I understand mother! is meant to be open to interpretation but I take it completely literally and I relate to it 100%. This is about the costs of giving yourself up to society. They may genuinely adore you and mean well, but when everyone wants a piece of you, you run out of stuff to give.
Twice Darren Aronofsky creates a nightmare of chaos where strangers erode Mother (Jennifer Lawrence)’s patience. Her husband, only called Him (Javier Bardem), never respects her wishes either. He always prioritizes strangers over the woman he claims to love, and always justifies his own negligence.
Ideally, most people have a balance. You have a few commitments or engagements, then there’s time to take care of personal things. Some social groups are demanding enough to monopolize more time than is fair. I imagine directors and actors are especially sensitive to constant demands and requests.
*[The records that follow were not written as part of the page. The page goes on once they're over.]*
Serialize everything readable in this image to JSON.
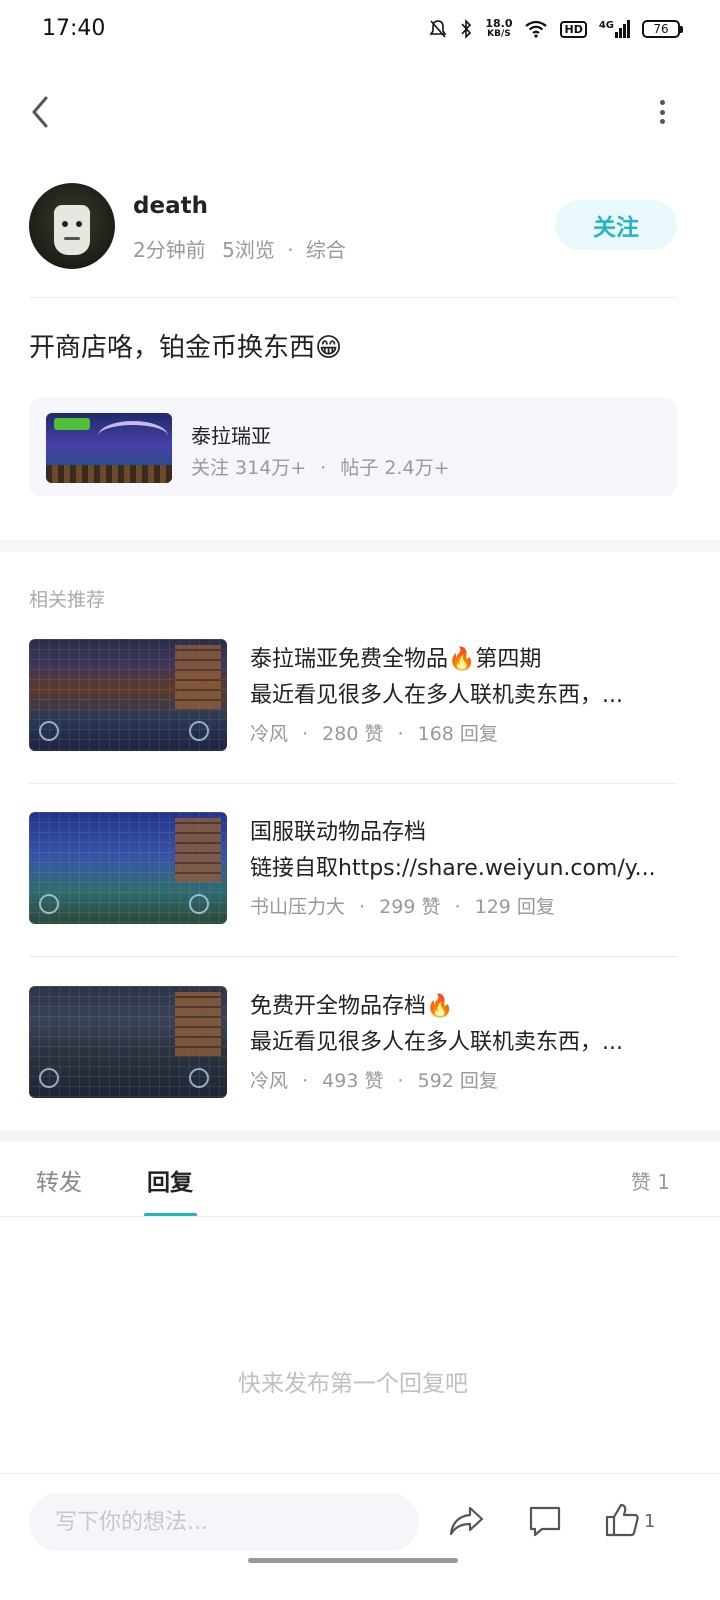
{
  "status_bar": {
    "time": "17:40",
    "speed_value": "18.0",
    "speed_unit": "KB/S",
    "hd": "HD",
    "network": "4G",
    "battery": "76"
  },
  "author": {
    "name": "death",
    "time_ago": "2分钟前",
    "views": "5浏览",
    "category": "综合",
    "follow_label": "关注"
  },
  "post": {
    "title": "开商店咯，铂金币换东西😁"
  },
  "game": {
    "name": "泰拉瑞亚",
    "followers": "关注 314万+",
    "posts": "帖子 2.4万+"
  },
  "recommended": {
    "heading": "相关推荐",
    "items": [
      {
        "title": "泰拉瑞亚免费全物品🔥第四期",
        "excerpt": "最近看见很多人在多人联机卖东西，...",
        "author": "冷风",
        "likes": "280 赞",
        "replies": "168 回复"
      },
      {
        "title": "国服联动物品存档",
        "excerpt": "链接自取https://share.weiyun.com/y...",
        "author": "书山压力大",
        "likes": "299 赞",
        "replies": "129 回复"
      },
      {
        "title": "免费开全物品存档🔥",
        "excerpt": "最近看见很多人在多人联机卖东西，...",
        "author": "冷风",
        "likes": "493 赞",
        "replies": "592 回复"
      }
    ]
  },
  "tabs": {
    "repost": "转发",
    "reply": "回复",
    "like_count": "赞 1"
  },
  "empty_hint": "快来发布第一个回复吧",
  "bottom_bar": {
    "input_placeholder": "写下你的想法...",
    "like_num": "1"
  },
  "colors": {
    "accent": "#23b5c4",
    "follow_bg": "#e8f8fb",
    "section_bg": "#f5f6fa"
  },
  "icons": [
    "back-arrow-icon",
    "more-dots-icon",
    "share-icon",
    "comment-icon",
    "thumbs-up-icon"
  ]
}
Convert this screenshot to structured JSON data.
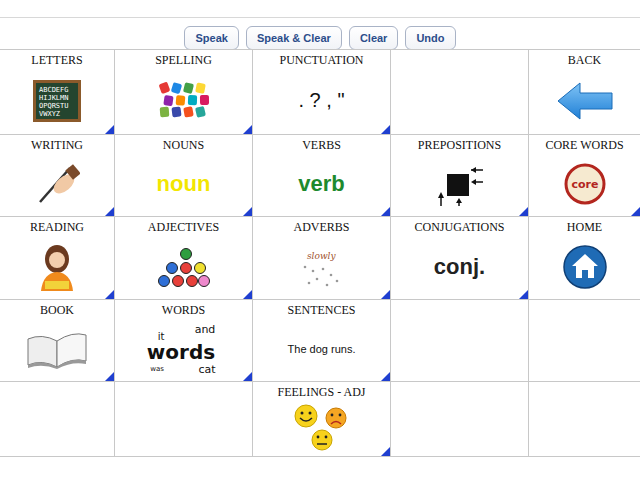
{
  "toolbar": {
    "buttons": [
      "Speak",
      "Speak & Clear",
      "Clear",
      "Undo"
    ]
  },
  "cells": [
    {
      "label": "LETTERS",
      "kind": "letters",
      "folder": true,
      "texts": [
        "ABCDEFG",
        "HIJKLMN",
        "OPQRSTU",
        "VWXYZ"
      ]
    },
    {
      "label": "SPELLING",
      "kind": "spelling",
      "folder": true
    },
    {
      "label": "PUNCTUATION",
      "kind": "punctuation",
      "folder": true,
      "texts": [
        ". ? , \""
      ]
    },
    {
      "label": "",
      "kind": "empty",
      "folder": false
    },
    {
      "label": "BACK",
      "kind": "back",
      "folder": false
    },
    {
      "label": "WRITING",
      "kind": "writing",
      "folder": true
    },
    {
      "label": "NOUNS",
      "kind": "word",
      "folder": true,
      "texts": [
        "noun"
      ],
      "color": "#f2e600"
    },
    {
      "label": "VERBS",
      "kind": "word",
      "folder": true,
      "texts": [
        "verb"
      ],
      "color": "#1e8a2e"
    },
    {
      "label": "PREPOSITIONS",
      "kind": "prepositions",
      "folder": true
    },
    {
      "label": "CORE WORDS",
      "kind": "core",
      "folder": true,
      "texts": [
        "core"
      ]
    },
    {
      "label": "READING",
      "kind": "reading",
      "folder": true
    },
    {
      "label": "ADJECTIVES",
      "kind": "adjectives",
      "folder": true
    },
    {
      "label": "ADVERBS",
      "kind": "adverbs",
      "folder": true,
      "texts": [
        "slowly"
      ]
    },
    {
      "label": "CONJUGATIONS",
      "kind": "word",
      "folder": true,
      "texts": [
        "conj."
      ],
      "color": "#222222"
    },
    {
      "label": "HOME",
      "kind": "home",
      "folder": false
    },
    {
      "label": "BOOK",
      "kind": "book",
      "folder": true
    },
    {
      "label": "WORDS",
      "kind": "words",
      "folder": true,
      "texts": [
        "and",
        "it",
        "words",
        "was",
        "cat"
      ]
    },
    {
      "label": "SENTENCES",
      "kind": "sentence",
      "folder": true,
      "texts": [
        "The dog runs."
      ]
    },
    {
      "label": "",
      "kind": "empty",
      "folder": false
    },
    {
      "label": "",
      "kind": "empty",
      "folder": false
    },
    {
      "label": "",
      "kind": "empty",
      "folder": false
    },
    {
      "label": "",
      "kind": "empty",
      "folder": false
    },
    {
      "label": "FEELINGS - ADJ",
      "kind": "feelings",
      "folder": true
    },
    {
      "label": "",
      "kind": "empty",
      "folder": false
    },
    {
      "label": "",
      "kind": "empty",
      "folder": false
    }
  ]
}
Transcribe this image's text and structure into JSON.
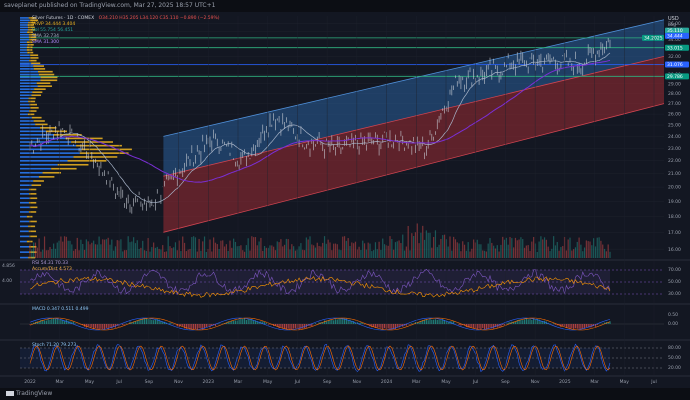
{
  "header": {
    "publish_note": "saveplanet published on TradingView.com, Mar 27, 2025 18:57 UTC+1"
  },
  "legend": {
    "symbol": "Silver Futures · 1D · COMEX",
    "ohlc": "O34.210 H35.205 L34.120 C35.110 −0.890 (−2.59%)",
    "vrvp": "VRVP 34.444  3.404",
    "vol": "Vol 55.754  56.451",
    "sma1": "SMA 32.734",
    "sma2": "SMA 31.300"
  },
  "panes": {
    "rsi_label": "RSI 54.31  70.33",
    "accdist_label": "Accum/Dist 4.573",
    "macd_label": "MACD 0.347 0.511 0.499",
    "stoch_label": "Stoch 71.20 79.273"
  },
  "price_axis": {
    "unit": "USD",
    "mode": "Log",
    "ticks": [
      "36.00",
      "35.00",
      "34.00",
      "33.00",
      "32.00",
      "31.00",
      "30.00",
      "29.00",
      "28.00",
      "27.00",
      "26.00",
      "25.00",
      "24.00",
      "23.00",
      "22.00",
      "21.00",
      "20.00",
      "19.00",
      "18.00",
      "17.00",
      "16.00"
    ],
    "badges": [
      {
        "text": "35.110",
        "color": "#26a69a"
      },
      {
        "text": "34.444",
        "color": "#2962ff"
      },
      {
        "text": "33.015",
        "color": "#089981"
      },
      {
        "text": "31.076",
        "color": "#2962ff"
      },
      {
        "text": "29.786",
        "color": "#089981"
      }
    ],
    "badge_left": {
      "text": "34.2025",
      "color": "#089981"
    }
  },
  "time_axis": {
    "labels": [
      "2022",
      "Mar",
      "May",
      "Jul",
      "Sep",
      "Nov",
      "2023",
      "Mar",
      "May",
      "Jul",
      "Sep",
      "Nov",
      "2024",
      "Mar",
      "May",
      "Jul",
      "Sep",
      "Nov",
      "2025",
      "Mar",
      "May",
      "Jul"
    ]
  },
  "left_values": {
    "rsi_top": "4.856",
    "rsi_mid": "4.00"
  },
  "osc_ticks": {
    "rsi": [
      "70.00",
      "50.00",
      "30.00"
    ],
    "macd": [
      "0.50",
      "0.00"
    ],
    "stoch": [
      "80.00",
      "50.00",
      "20.00"
    ]
  },
  "colors": {
    "background": "#131722",
    "candle": "#c7cbd4",
    "channel_upper": "#2f6fb6",
    "channel_lower": "#9c2b33",
    "sma_short": "#a8b4c8",
    "sma_long": "#7b2fd6",
    "vrvp_up": "#f2b620",
    "vrvp_down": "#2a7fff",
    "hline": "#2fb380",
    "hline_blue": "#2962ff",
    "rsi": "#7e57c2",
    "accdist": "#ff9800",
    "macd": "#2962ff",
    "signal": "#ff6d00",
    "stoch_k": "#2962ff",
    "stoch_d": "#ff6d00"
  },
  "chart_data": {
    "type": "line",
    "x": [
      "2022",
      "2022-Mar",
      "2022-May",
      "2022-Jul",
      "2022-Sep",
      "2022-Nov",
      "2023",
      "2023-Mar",
      "2023-May",
      "2023-Jul",
      "2023-Sep",
      "2023-Nov",
      "2024",
      "2024-Mar",
      "2024-May",
      "2024-Jul",
      "2024-Sep",
      "2024-Nov",
      "2025",
      "2025-Mar"
    ],
    "series": [
      {
        "values": [
          23.2,
          24.8,
          22.5,
          19.2,
          18.8,
          21.5,
          23.8,
          22.0,
          25.8,
          23.6,
          23.0,
          23.4,
          23.8,
          23.0,
          29.5,
          30.2,
          31.3,
          31.5,
          31.0,
          33.8
        ]
      }
    ],
    "channel": {
      "upper_start": 24.0,
      "upper_end": 36.5,
      "mid_start": 20.8,
      "mid_end": 32.0,
      "lower_start": 17.0,
      "lower_end": 27.0
    },
    "ylim": [
      15.5,
      37.0
    ],
    "horizontal_levels": [
      34.2025,
      33.015,
      31.076,
      29.786
    ]
  }
}
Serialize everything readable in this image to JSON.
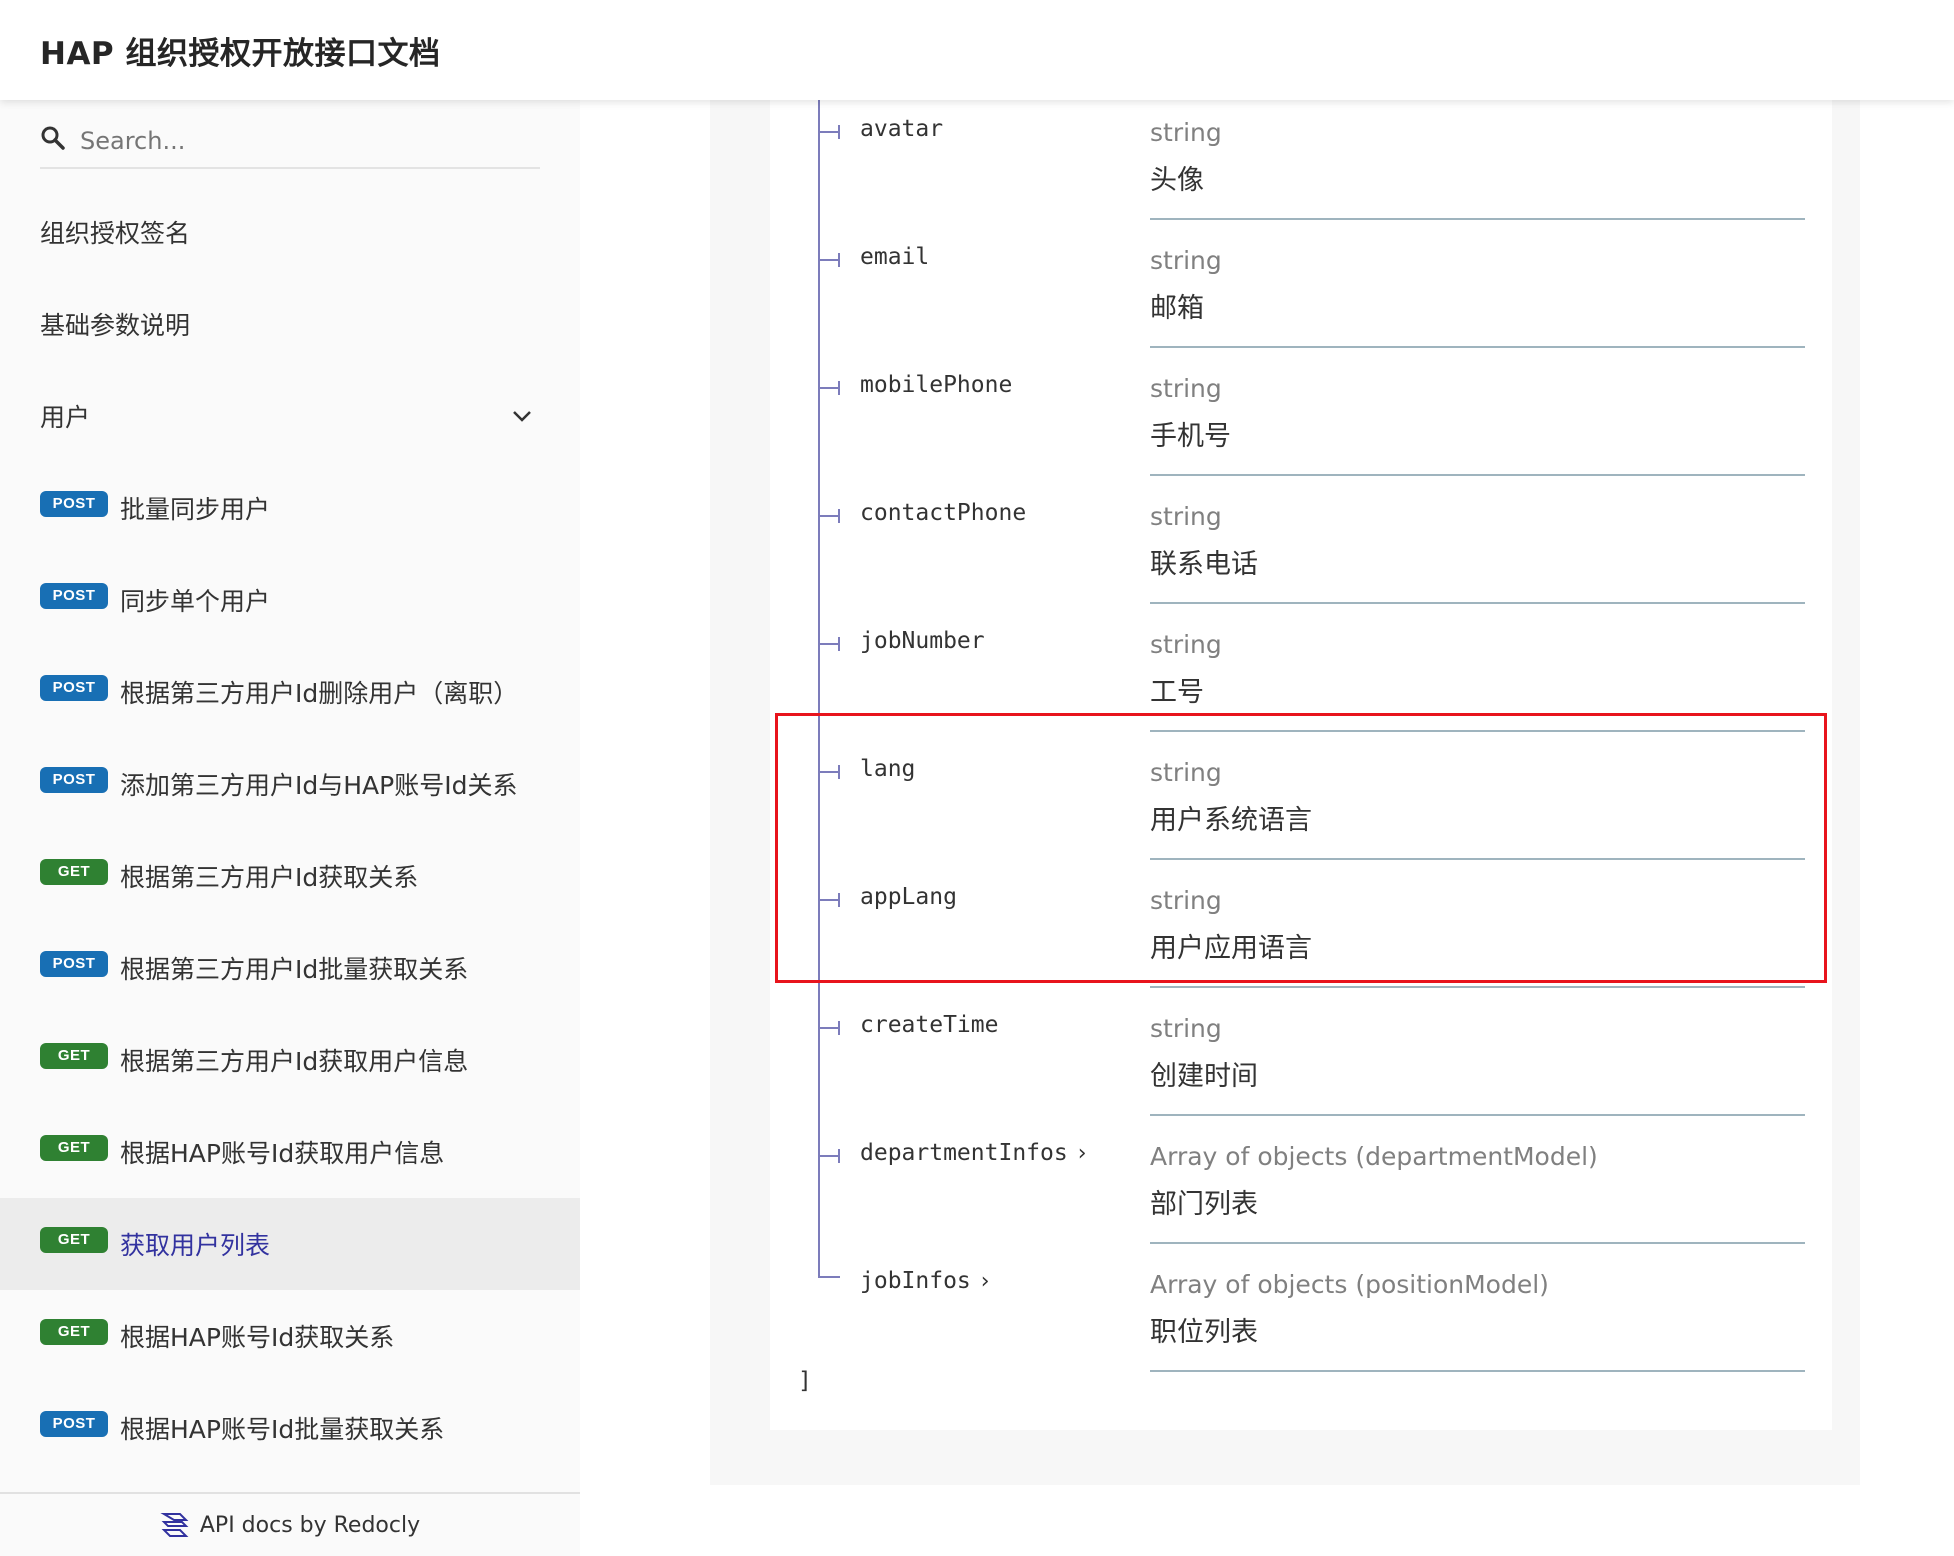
{
  "header": {
    "title": "HAP 组织授权开放接口文档"
  },
  "search": {
    "placeholder": "Search..."
  },
  "sidebar": {
    "items": [
      {
        "label": "组织授权签名",
        "method": ""
      },
      {
        "label": "基础参数说明",
        "method": ""
      },
      {
        "label": "用户",
        "method": "",
        "expandable": true
      },
      {
        "label": "批量同步用户",
        "method": "POST"
      },
      {
        "label": "同步单个用户",
        "method": "POST"
      },
      {
        "label": "根据第三方用户Id删除用户（离职）",
        "method": "POST"
      },
      {
        "label": "添加第三方用户Id与HAP账号Id关系",
        "method": "POST"
      },
      {
        "label": "根据第三方用户Id获取关系",
        "method": "GET"
      },
      {
        "label": "根据第三方用户Id批量获取关系",
        "method": "POST"
      },
      {
        "label": "根据第三方用户Id获取用户信息",
        "method": "GET"
      },
      {
        "label": "根据HAP账号Id获取用户信息",
        "method": "GET"
      },
      {
        "label": "获取用户列表",
        "method": "GET",
        "active": true
      },
      {
        "label": "根据HAP账号Id获取关系",
        "method": "GET"
      },
      {
        "label": "根据HAP账号Id批量获取关系",
        "method": "POST"
      }
    ]
  },
  "footer": {
    "label": "API docs by Redocly"
  },
  "schema": {
    "properties": [
      {
        "name": "avatar",
        "type": "string",
        "description": "头像"
      },
      {
        "name": "email",
        "type": "string",
        "description": "邮箱"
      },
      {
        "name": "mobilePhone",
        "type": "string",
        "description": "手机号"
      },
      {
        "name": "contactPhone",
        "type": "string",
        "description": "联系电话"
      },
      {
        "name": "jobNumber",
        "type": "string",
        "description": "工号"
      },
      {
        "name": "lang",
        "type": "string",
        "description": "用户系统语言"
      },
      {
        "name": "appLang",
        "type": "string",
        "description": "用户应用语言"
      },
      {
        "name": "createTime",
        "type": "string",
        "description": "创建时间"
      },
      {
        "name": "departmentInfos",
        "type": "Array of objects (departmentModel)",
        "description": "部门列表",
        "expandable": true
      },
      {
        "name": "jobInfos",
        "type": "Array of objects (positionModel)",
        "description": "职位列表",
        "expandable": true
      }
    ],
    "closing": "]"
  },
  "colors": {
    "post_badge": "#186fb4",
    "get_badge": "#2f8132",
    "active_link": "#32329f",
    "highlight": "#e8141c",
    "tree_line": "#7c7cbb"
  }
}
Not everyone has the self-assurance to say no, but even if they do it’s no shield or armor. Society can be relentless and flat out ignore your reasonable boundaries. So the house guests keep coming asking for a little more and a little more, when they have no right to be there in the first place. The title Get Out would be equally appropriate as Mother is constantly asking unwanted guests to leave.
Most importantly, society will never accept responsibility. They destroy something and instead of taking their cue to back off, they say “what’s done is done, give us more.” And self-interest knows no bounds. People get what they want and it goes badly, yet instead of apologizing they ask for more. Or, saying they’re sorry and acting indignant when Mother is still hurt by their actions. In mother! it escalates to the most horrific destruction and shows even that isn’t enough to satisfy the demands and wants.
It’s an exaggeration when Him asks Mother to forgive people immediately after they’ve destroyed her home or worse, but only by about 24 hours. Look at the discussions surrounding sexual assaults today. Defenders of the predators are saying, “He apologized. What more do you want? It’s time to forgive and move on.”
Actually, they are saying this the day after an evasive plausible deniability apology comes out. Even if the apology were a true admission of guilt and remorse (someone can still be the first to actually do this), apologizing is only the first step. It’s a good step but you don’t get forgiveness right away. You have to keep working for it, and certainly not by re-engaging in the destructive behavior. It’s also relevant because this whole movie is a woman constantly saying no and being coerced or beaten into acquiescence.
It’s kind of a nihilistic take but I see some hope in the power of no. No may need to be more than just a word in extreme situations, because you can say it and the response is “well what about this? Can’t we just have this?” The resolution of mother! is the most extreme way to get rid of unwanted invasive attention. Perhaps the message is: get drastic sooner. Certainly the point where the parents (Michelle Pfeiffer and Ed Harris) whose son murdered the other son in her kitchen ask Mother to give a eulogy would be a good time to put her foot down.
Well, the message should be “respect people’s wishes” but that’s probably not going to happen. Look who’s president. People are going to keep pushing so their targets will have to defend themselves.
Or maybe it’s just that the cycle will always repeat. It takes more than one person to break it. Mother is on her own against the mob against her, including Him. Maybe if we start respecting other people’s wishes, even if we have to give up our selfish desires, we’d create more greater good. That’s far more valuable long term than our immediate wants. The big picture has far greater rewards but everyone misses out when you deny others their dignity.
Certainly it’s a metaphor for what we’re doing to our planet, as critics have pointed out, but it’s also true on an individual level. And everyone thinks they’re Mother in this. Most people aren’t self-aware enough to realize they’re the horde.
mother! is out now on digital services and on Blu-ray and DVD December 19.